_Work request_
Which lines below hold the word "name"? Copy all of them.

Web page and app entries:

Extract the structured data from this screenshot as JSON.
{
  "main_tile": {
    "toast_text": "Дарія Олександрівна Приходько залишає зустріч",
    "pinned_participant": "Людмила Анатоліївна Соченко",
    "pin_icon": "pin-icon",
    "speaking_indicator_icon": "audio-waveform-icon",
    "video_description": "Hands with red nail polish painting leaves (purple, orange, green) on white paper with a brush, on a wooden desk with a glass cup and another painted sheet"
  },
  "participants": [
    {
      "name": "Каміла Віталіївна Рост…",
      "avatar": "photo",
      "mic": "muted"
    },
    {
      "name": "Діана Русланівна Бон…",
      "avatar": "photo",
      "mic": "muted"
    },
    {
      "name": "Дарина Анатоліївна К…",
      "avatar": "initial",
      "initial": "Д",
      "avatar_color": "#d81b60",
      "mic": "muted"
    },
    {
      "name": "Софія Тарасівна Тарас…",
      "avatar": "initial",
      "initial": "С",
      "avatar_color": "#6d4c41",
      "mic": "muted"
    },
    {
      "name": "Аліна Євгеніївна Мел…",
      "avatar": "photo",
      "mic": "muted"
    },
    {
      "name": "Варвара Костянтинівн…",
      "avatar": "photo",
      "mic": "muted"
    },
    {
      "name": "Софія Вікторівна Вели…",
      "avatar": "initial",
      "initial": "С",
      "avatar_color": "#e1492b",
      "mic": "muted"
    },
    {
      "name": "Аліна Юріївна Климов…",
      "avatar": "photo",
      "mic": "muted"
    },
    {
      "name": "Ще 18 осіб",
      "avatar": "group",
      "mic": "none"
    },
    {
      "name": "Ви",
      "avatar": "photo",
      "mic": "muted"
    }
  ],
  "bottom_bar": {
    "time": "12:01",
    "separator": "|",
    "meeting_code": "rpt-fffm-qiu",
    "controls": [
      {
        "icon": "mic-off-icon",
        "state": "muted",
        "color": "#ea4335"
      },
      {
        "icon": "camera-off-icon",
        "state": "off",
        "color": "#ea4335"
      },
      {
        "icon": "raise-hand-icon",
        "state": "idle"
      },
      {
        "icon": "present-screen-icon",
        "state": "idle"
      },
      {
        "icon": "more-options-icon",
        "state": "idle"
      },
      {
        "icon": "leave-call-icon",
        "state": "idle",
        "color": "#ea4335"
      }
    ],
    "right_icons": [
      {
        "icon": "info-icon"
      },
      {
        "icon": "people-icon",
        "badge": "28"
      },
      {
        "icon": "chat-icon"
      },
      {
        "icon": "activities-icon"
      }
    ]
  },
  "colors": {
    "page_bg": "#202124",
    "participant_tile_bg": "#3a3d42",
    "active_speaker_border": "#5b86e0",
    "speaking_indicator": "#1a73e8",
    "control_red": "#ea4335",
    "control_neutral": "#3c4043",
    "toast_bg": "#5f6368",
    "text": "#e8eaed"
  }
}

_Solution to this task_
      "name": "Каміла Віталіївна Рост…",
      "name": "Діана Русланівна Бон…",
      "name": "Дарина Анатоліївна К…",
      "name": "Софія Тарасівна Тарас…",
      "name": "Аліна Євгеніївна Мел…",
      "name": "Варвара Костянтинівн…",
      "name": "Софія Вікторівна Вели…",
      "name": "Аліна Юріївна Климов…",
      "name": "Ще 18 осіб",
      "name": "Ви",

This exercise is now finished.